Sydney: Stocks, bonds and commodities were all on a roll in Asia on Thursday, as bulls scented a softening in the Federal Reserve's confidence on inflation that promised to keep U.S. interest rates low for longer than some had expected.

MSCI's broadest index of Asia-Pacific shares outside Japan climbed 0.9 percent to heights not seen since December 2007. It has gained over 5 percent so far this month.

South Korea and Japan's Nikkei both added 0.2 percent, while Australia put on 0.3 percent. Stocks in the Philippines were at a one-year peak and Hong Kong's Hang Seng index added 0.3 percent to push above 27,000.


But worries about tighter regulations nudged China's blue-chip CSI300 index down 0.7 percent, though data showed a pick up in profit growth for industrial firms.

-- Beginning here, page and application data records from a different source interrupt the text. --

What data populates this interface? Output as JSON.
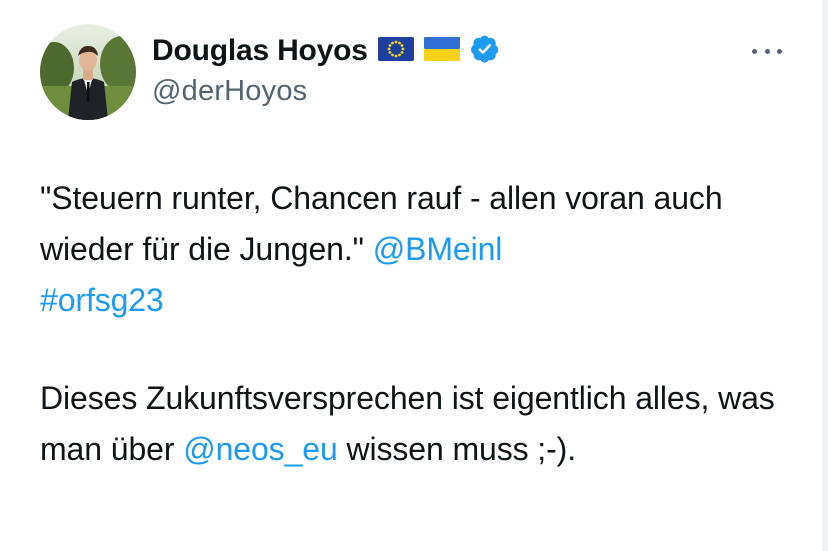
{
  "author": {
    "display_name": "Douglas Hoyos",
    "handle": "@derHoyos",
    "flags": [
      "eu-flag-icon",
      "ukraine-flag-icon"
    ],
    "verified": true
  },
  "tweet": {
    "p1_text": "\"Steuern runter, Chancen rauf - allen voran auch wieder für die Jungen.\"",
    "p1_mention": "@BMeinl",
    "p1_hashtag": "#orfsg23",
    "p2_text_a": "Dieses Zukunftsversprechen ist eigentlich alles, was man über",
    "p2_mention": "@neos_eu",
    "p2_text_b": "wissen muss ;-)."
  },
  "colors": {
    "link": "#1d9bf0",
    "secondary_text": "#536471",
    "verified_badge": "#1d9bf0"
  },
  "icons": {
    "more": "more-dots-icon",
    "verified": "verified-badge-icon"
  }
}
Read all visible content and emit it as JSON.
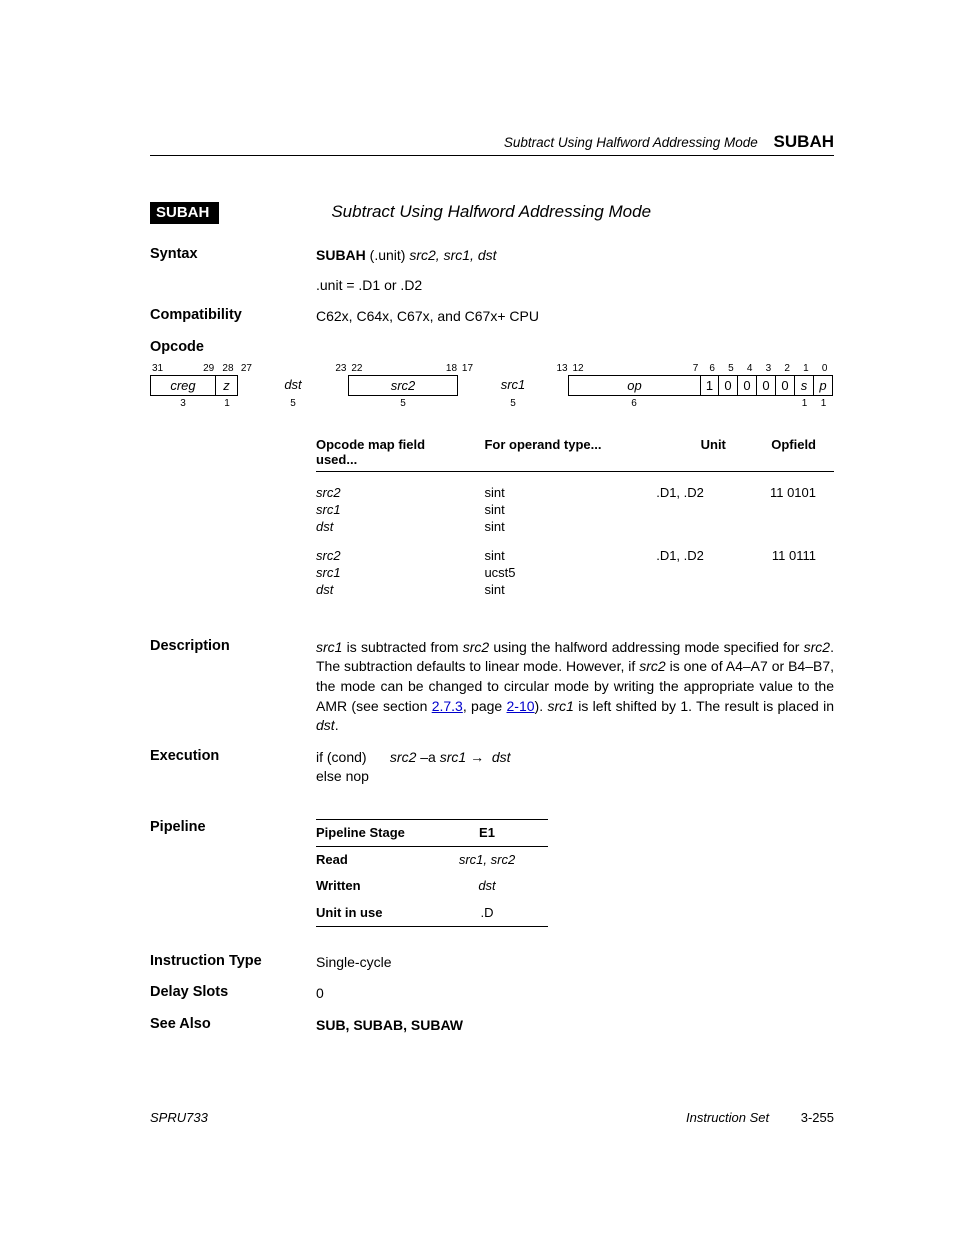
{
  "header": {
    "title": "Subtract Using Halfword Addressing Mode",
    "mnemonic": "SUBAH"
  },
  "chip": "SUBAH",
  "desc_title": "Subtract Using Halfword Addressing Mode",
  "syntax": {
    "label": "Syntax",
    "line_bold": "SUBAH",
    "line_rest": " (.unit) ",
    "line_args": "src2, src1, dst",
    "unit_line": ".unit = .D1 or .D2"
  },
  "compatibility": {
    "label": "Compatibility",
    "text": "C62x, C64x, C67x, and C67x+ CPU"
  },
  "opcode": {
    "label": "Opcode",
    "bitnums": [
      "31",
      "29",
      "28",
      "27",
      "23",
      "22",
      "18",
      "17",
      "13",
      "12",
      "7",
      "6",
      "5",
      "4",
      "3",
      "2",
      "1",
      "0"
    ],
    "fields": {
      "creg": "creg",
      "z": "z",
      "dst": "dst",
      "src2": "src2",
      "src1": "src1",
      "op": "op",
      "b6": "1",
      "b5": "0",
      "b4": "0",
      "b3": "0",
      "b2": "0",
      "s": "s",
      "p": "p"
    },
    "widths": {
      "creg": "3",
      "z": "1",
      "dst": "5",
      "src2": "5",
      "src1": "5",
      "op": "6",
      "s": "1",
      "p": "1"
    }
  },
  "opmap": {
    "head": [
      "Opcode map field used...",
      "For operand type...",
      "Unit",
      "Opfield"
    ],
    "rows": [
      [
        "src2",
        "sint",
        ".D1, .D2",
        "11 0101"
      ],
      [
        "src1",
        "sint",
        "",
        ""
      ],
      [
        "dst",
        "sint",
        "",
        ""
      ]
    ],
    "rows2": [
      [
        "src2",
        "sint",
        ".D1, .D2",
        "11 0111"
      ],
      [
        "src1",
        "ucst5",
        "",
        ""
      ],
      [
        "dst",
        "sint",
        "",
        ""
      ]
    ]
  },
  "description": {
    "label": "Description",
    "p1_a": " is subtracted from ",
    "p1_b": " using the halfword addressing mode specified for ",
    "p1_c": ". The subtraction defaults to linear mode. However, if ",
    "p1_d": " is one of A4–A7 or B4–B7, the mode can be changed to circular mode by writing the appropriate value to the AMR (see section ",
    "link1": "2.7.3",
    "p1_e": ", page ",
    "link2": "2-10",
    "p1_f": "). ",
    "p1_g": " is left shifted by 1. The result is placed in ",
    "src1": "src1",
    "src2": "src2",
    "dst": "dst"
  },
  "execution": {
    "label": "Execution",
    "l1a": "if (cond)",
    "l1b": "src2",
    "l1mid": " –a ",
    "l1c": "src1",
    "arrow": " → ",
    "l1d": "dst",
    "l2": "else nop"
  },
  "pipeline": {
    "label": "Pipeline",
    "hdr1": "Pipeline Stage",
    "hdr2": "E1",
    "r1a": "Read",
    "r1b": "src1, src2",
    "r2a": "Written",
    "r2b": "dst",
    "r3a": "Unit in use",
    "r3b": ".D"
  },
  "instr_type": {
    "label": "Instruction Type",
    "value": "Single-cycle"
  },
  "delay_slots": {
    "label": "Delay Slots",
    "value": "0"
  },
  "see_also": {
    "label": "See Also",
    "value": "SUB, SUBAB, SUBAW"
  },
  "footer": {
    "left": "SPRU733",
    "chapter": "Instruction Set",
    "page": "3-255"
  }
}
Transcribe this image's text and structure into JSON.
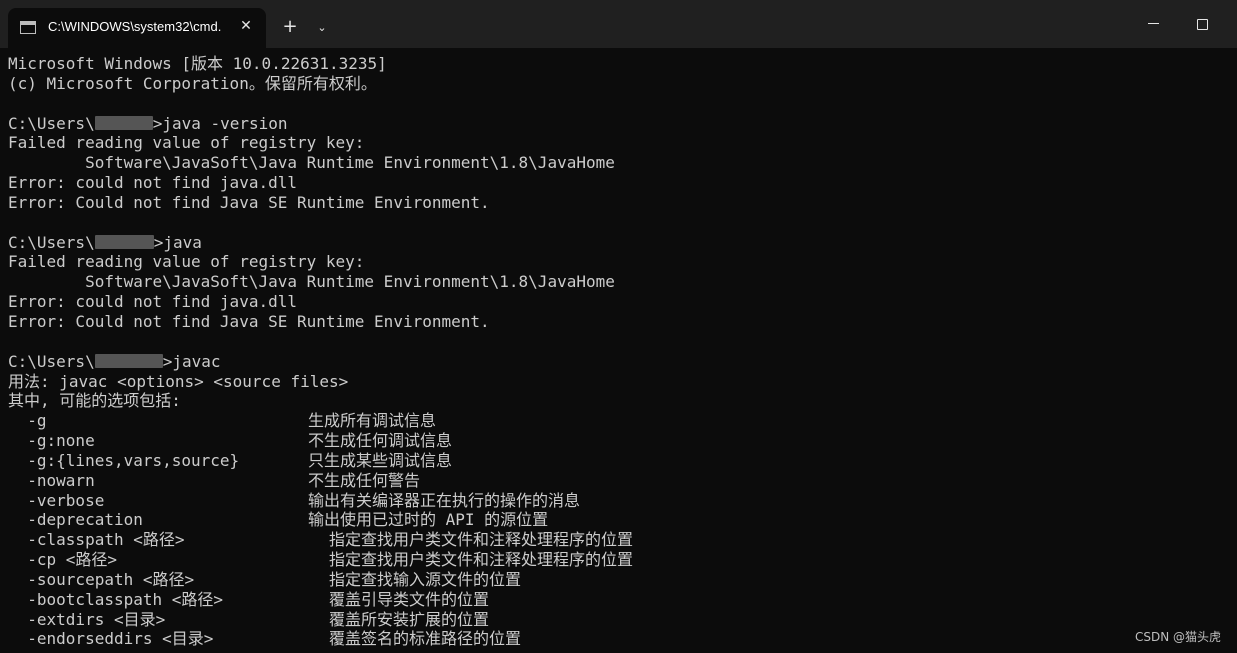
{
  "window": {
    "tab_title": "C:\\WINDOWS\\system32\\cmd.",
    "tab_close_glyph": "✕",
    "new_tab_glyph": "+",
    "dropdown_glyph": "⌄",
    "icon": "terminal-icon"
  },
  "console": {
    "header": {
      "line1": "Microsoft Windows [版本 10.0.22631.3235]",
      "line2": "(c) Microsoft Corporation。保留所有权利。"
    },
    "blocks": [
      {
        "prompt_prefix": "C:\\Users\\",
        "prompt_suffix": ">java -version",
        "out1": "Failed reading value of registry key:",
        "out2": "        Software\\JavaSoft\\Java Runtime Environment\\1.8\\JavaHome",
        "out3": "Error: could not find java.dll",
        "out4": "Error: Could not find Java SE Runtime Environment."
      },
      {
        "prompt_prefix": "C:\\Users\\",
        "prompt_suffix": ">java",
        "out1": "Failed reading value of registry key:",
        "out2": "        Software\\JavaSoft\\Java Runtime Environment\\1.8\\JavaHome",
        "out3": "Error: could not find java.dll",
        "out4": "Error: Could not find Java SE Runtime Environment."
      }
    ],
    "javac": {
      "prompt_prefix": "C:\\Users\\",
      "prompt_suffix": ">javac",
      "usage": "用法: javac <options> <source files>",
      "where": "其中, 可能的选项包括:",
      "options": [
        {
          "opt": "  -g",
          "desc": "生成所有调试信息"
        },
        {
          "opt": "  -g:none",
          "desc": "不生成任何调试信息"
        },
        {
          "opt": "  -g:{lines,vars,source}",
          "desc": "只生成某些调试信息"
        },
        {
          "opt": "  -nowarn",
          "desc": "不生成任何警告"
        },
        {
          "opt": "  -verbose",
          "desc": "输出有关编译器正在执行的操作的消息"
        },
        {
          "opt": "  -deprecation",
          "desc": "输出使用已过时的 API 的源位置"
        },
        {
          "opt": "  -classpath <路径>",
          "desc": "指定查找用户类文件和注释处理程序的位置"
        },
        {
          "opt": "  -cp <路径>",
          "desc": "指定查找用户类文件和注释处理程序的位置"
        },
        {
          "opt": "  -sourcepath <路径>",
          "desc": "指定查找输入源文件的位置"
        },
        {
          "opt": "  -bootclasspath <路径>",
          "desc": "覆盖引导类文件的位置"
        },
        {
          "opt": "  -extdirs <目录>",
          "desc": "覆盖所安装扩展的位置"
        },
        {
          "opt": "  -endorseddirs <目录>",
          "desc": "覆盖签名的标准路径的位置"
        }
      ]
    }
  },
  "watermark": "CSDN @猫头虎"
}
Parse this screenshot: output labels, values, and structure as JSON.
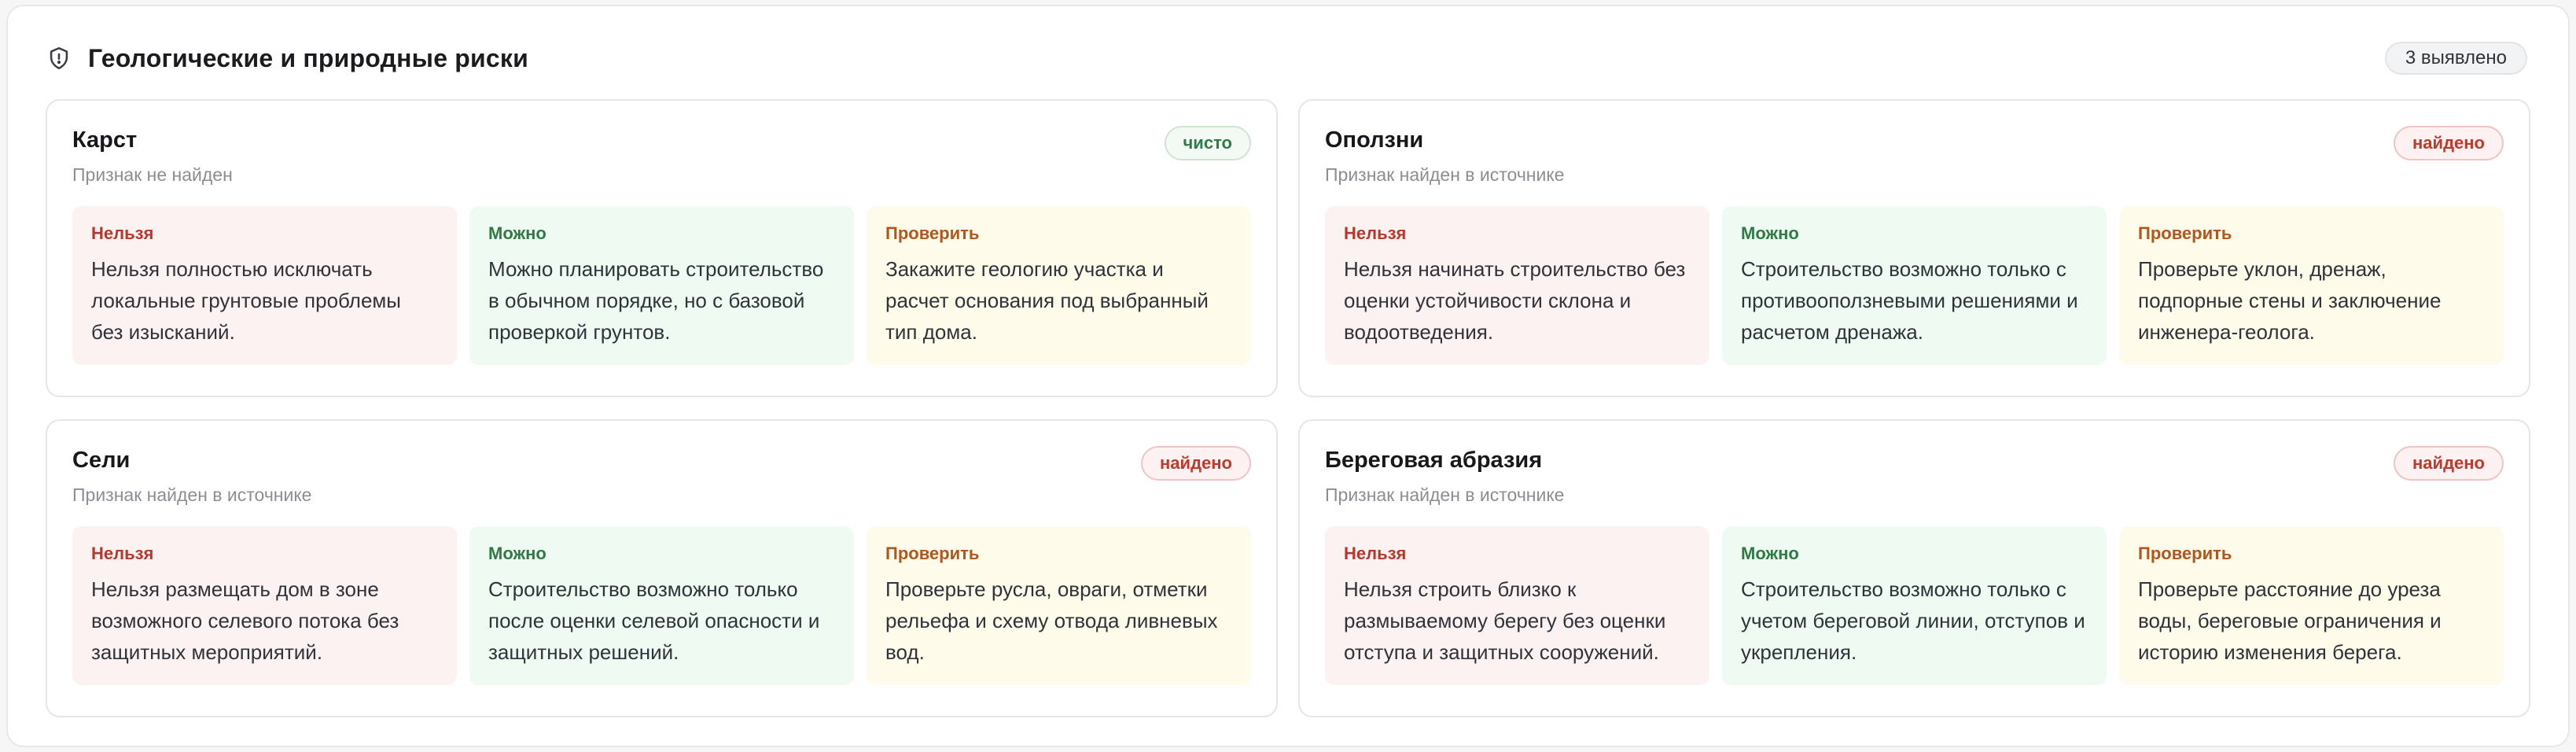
{
  "header": {
    "title": "Геологические и природные риски",
    "count": "3 выявлено"
  },
  "labels": {
    "no": "Нельзя",
    "yes": "Можно",
    "check": "Проверить"
  },
  "cards": [
    {
      "title": "Карст",
      "status": "чисто",
      "subtitle": "Признак не найден",
      "no": "Нельзя полностью исключать локальные грунтовые проблемы без изысканий.",
      "yes": "Можно планировать строительство в обычном порядке, но с базовой проверкой грунтов.",
      "check": "Закажите геологию участка и расчет основания под выбранный тип дома."
    },
    {
      "title": "Оползни",
      "status": "найдено",
      "subtitle": "Признак найден в источнике",
      "no": "Нельзя начинать строительство без оценки устойчивости склона и водоотведения.",
      "yes": "Строительство возможно только с противооползневыми решениями и расчетом дренажа.",
      "check": "Проверьте уклон, дренаж, подпорные стены и заключение инженера-геолога."
    },
    {
      "title": "Сели",
      "status": "найдено",
      "subtitle": "Признак найден в источнике",
      "no": "Нельзя размещать дом в зоне возможного селевого потока без защитных мероприятий.",
      "yes": "Строительство возможно только после оценки селевой опасности и защитных решений.",
      "check": "Проверьте русла, овраги, отметки рельефа и схему отвода ливневых вод."
    },
    {
      "title": "Береговая абразия",
      "status": "найдено",
      "subtitle": "Признак найден в источнике",
      "no": "Нельзя строить близко к размываемому берегу без оценки отступа и защитных сооружений.",
      "yes": "Строительство возможно только с учетом береговой линии, отступов и укрепления.",
      "check": "Проверьте расстояние до уреза воды, береговые ограничения и историю изменения берега."
    }
  ]
}
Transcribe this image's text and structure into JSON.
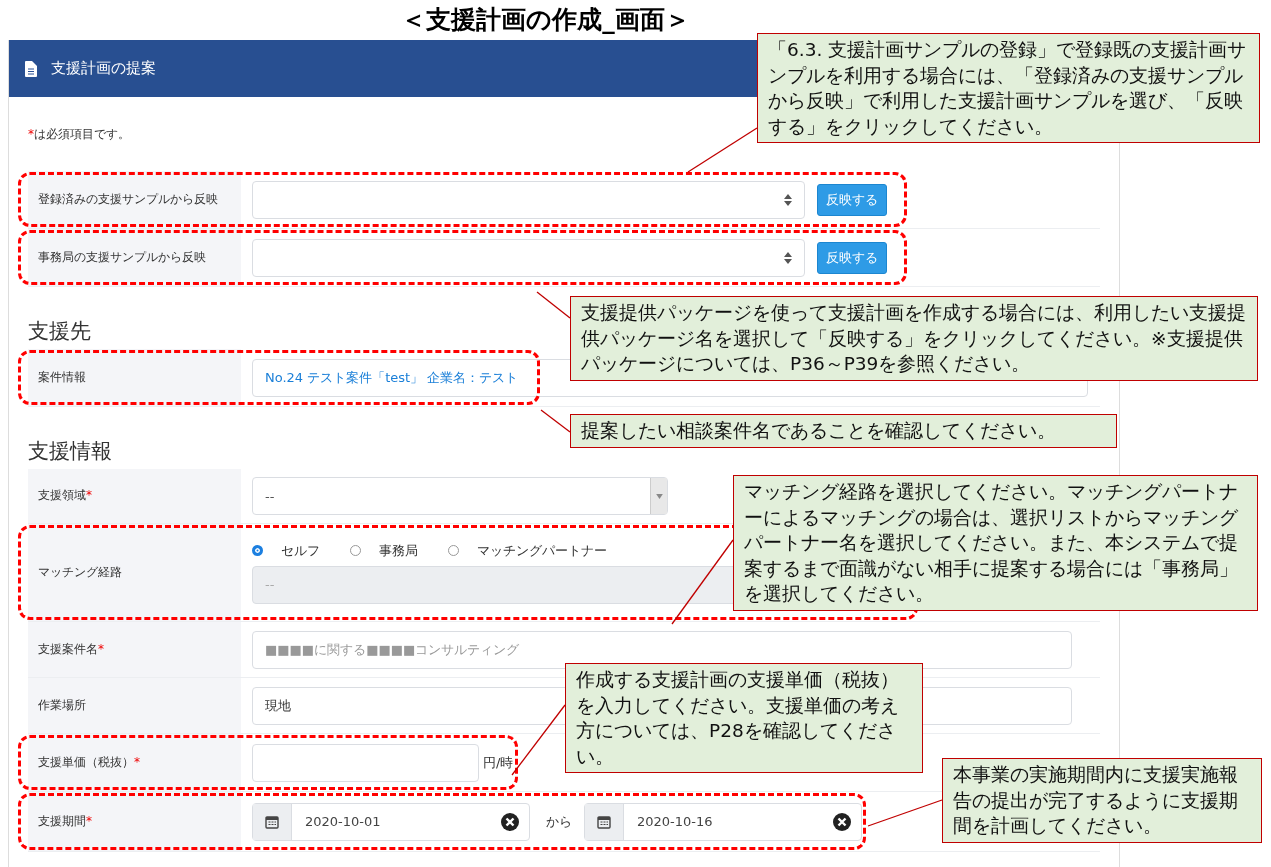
{
  "title": "＜支援計画の作成_画面＞",
  "panel": {
    "header": "支援計画の提案",
    "required_note": {
      "mark": "*",
      "text": "は必須項目です。"
    },
    "sections": [
      {
        "fields": [
          {
            "kind": "select-apply",
            "label": "登録済みの支援サンプルから反映",
            "button": "反映する",
            "highlighted": true
          },
          {
            "kind": "select-apply",
            "label": "事務局の支援サンプルから反映",
            "button": "反映する",
            "highlighted": true
          }
        ]
      },
      {
        "heading": "支援先",
        "fields": [
          {
            "kind": "link-field",
            "label": "案件情報",
            "value": "No.24 テスト案件「test」 企業名：テスト",
            "highlighted": true
          }
        ]
      },
      {
        "heading": "支援情報",
        "fields": [
          {
            "kind": "select",
            "label": "支援領域",
            "required_mark": "*",
            "value": "--",
            "highlighted": false
          },
          {
            "kind": "radio-select",
            "label": "マッチング経路",
            "options": [
              {
                "label": "セルフ",
                "selected": true
              },
              {
                "label": "事務局",
                "selected": false
              },
              {
                "label": "マッチングパートナー",
                "selected": false
              }
            ],
            "value": "--",
            "highlighted": true
          },
          {
            "kind": "text",
            "label": "支援案件名",
            "required_mark": "*",
            "placeholder": "■■■■に関する■■■■コンサルティング",
            "highlighted": false
          },
          {
            "kind": "text",
            "label": "作業場所",
            "value": "現地",
            "highlighted": false
          },
          {
            "kind": "amount",
            "label": "支援単価（税抜）",
            "required_mark": "*",
            "unit": "円/時",
            "highlighted": true
          },
          {
            "kind": "date-range",
            "label": "支援期間",
            "required_mark": "*",
            "start": "2020-10-01",
            "separator": "から",
            "end": "2020-10-16",
            "highlighted": true
          }
        ]
      }
    ]
  },
  "callouts": [
    {
      "text": "「6.3. 支援計画サンプルの登録」で登録既の支援計画サンプルを利用する場合には、「登録済みの支援サンプルから反映」で利用した支援計画サンプルを選び、「反映する」をクリックしてください。"
    },
    {
      "text": "支援提供パッケージを使って支援計画を作成する場合には、利用したい支援提供パッケージ名を選択して「反映する」をクリックしてください。※支援提供パッケージについては、P36～P39を参照ください。"
    },
    {
      "text": "提案したい相談案件名であることを確認してください。"
    },
    {
      "text": "マッチング経路を選択してください。マッチングパートナーによるマッチングの場合は、選択リストからマッチングパートナー名を選択してください。また、本システムで提案するまで面識がない相手に提案する場合には「事務局」を選択してください。"
    },
    {
      "text": "作成する支援計画の支援単価（税抜）を入力してください。支援単価の考え方については、P28を確認してください。"
    },
    {
      "text": "本事業の実施期間内に支援実施報告の提出が完了するように支援期間を計画してください。"
    }
  ]
}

The latest rush for risk came after the Fed left U.S. rates unmoved as expected on Thursday, and tweaked its wording on inflation.

The market seized on the fact that the central bank noted that both overall and core inflation had declined, and it removed the qualifier "recently," perhaps suggesting concerns the slowdown might not be temporary.

The Fed also said it expected to start winding down its massive holdings of bonds "relatively soon," cementing expectations of a September start.

While that would be an effective tightening in financial conditions it might also lessen the need for actual hikes in rates, which matter more for currency valuations.

"The dollar's biggest problem is it can't expect help from the Fed for a long time," said Alan Ruskin, global head of forex at Deutsche.

"In the short-term we are still in a risk-favourable loop, whereby subdued goods and services inflation supports a well behaved bond market and asset inflation. It's just another day in paradise."

A Reuters poll showed most primary dealers, the banks authorized to trade directly with the Fed, still see the Fed's next rate rise in December. But Fed funds rate futures are pricing in less than 50 percent chance of a hike by then, compared to more than 50 percent before the Fed's meeting.